According to a press release from the Salmonberry Trail Foundation, improvements to the trailhead include a permanent restroom facility, safety features in the parking lot, and expanded parking for trail users.
According to the Salmonberry Trail Foundation, the completed Salmonberry Trail project will “link Washington and Tillamook counties, providing Oregonians and visitors with an accessible, scenic way to enjoy non-motorized, outdoor recreation between the Portland Metro area and the Oregon Coast.”
According to Alana Kambury, Executive Director for the Salmonberry Trail Foundation, the Manning project was made possible by a collaborative approach from the Salmonberry Trail Foundation, Washington County and the Washington County Visitors Association, Oregon Parks and Recreation, Travel Oregon and the Tillamook Forest Heritage Trust.
Prior to its acquisition by Washington County, who sold the site to the state of Oregon in 2013, the site of the newly expanded trailhead was a troubled property that was host to numerous county code violations, with a previous owner racking up thousands of dollars in civil violation fines for abandoned vehicles and leaving the property unsecured. It was also a meth lab at some point, according to Washington County records and Dennis Wiley, Salmonberry Trail project manager with OPRD.

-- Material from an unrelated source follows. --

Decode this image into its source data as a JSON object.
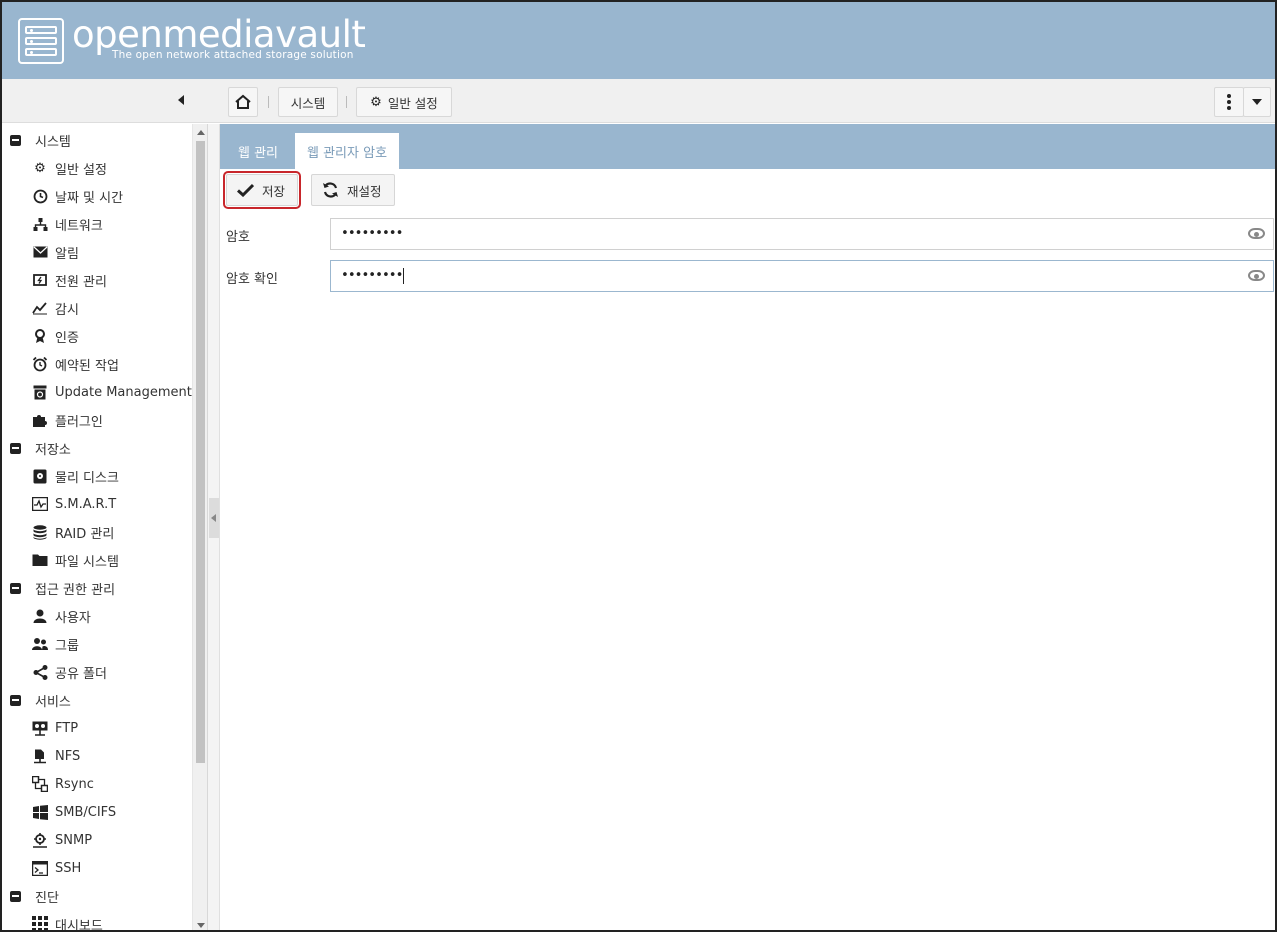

The Manning Trailhead is located on NW Pihl Road and NW Sell Road near Highway 26.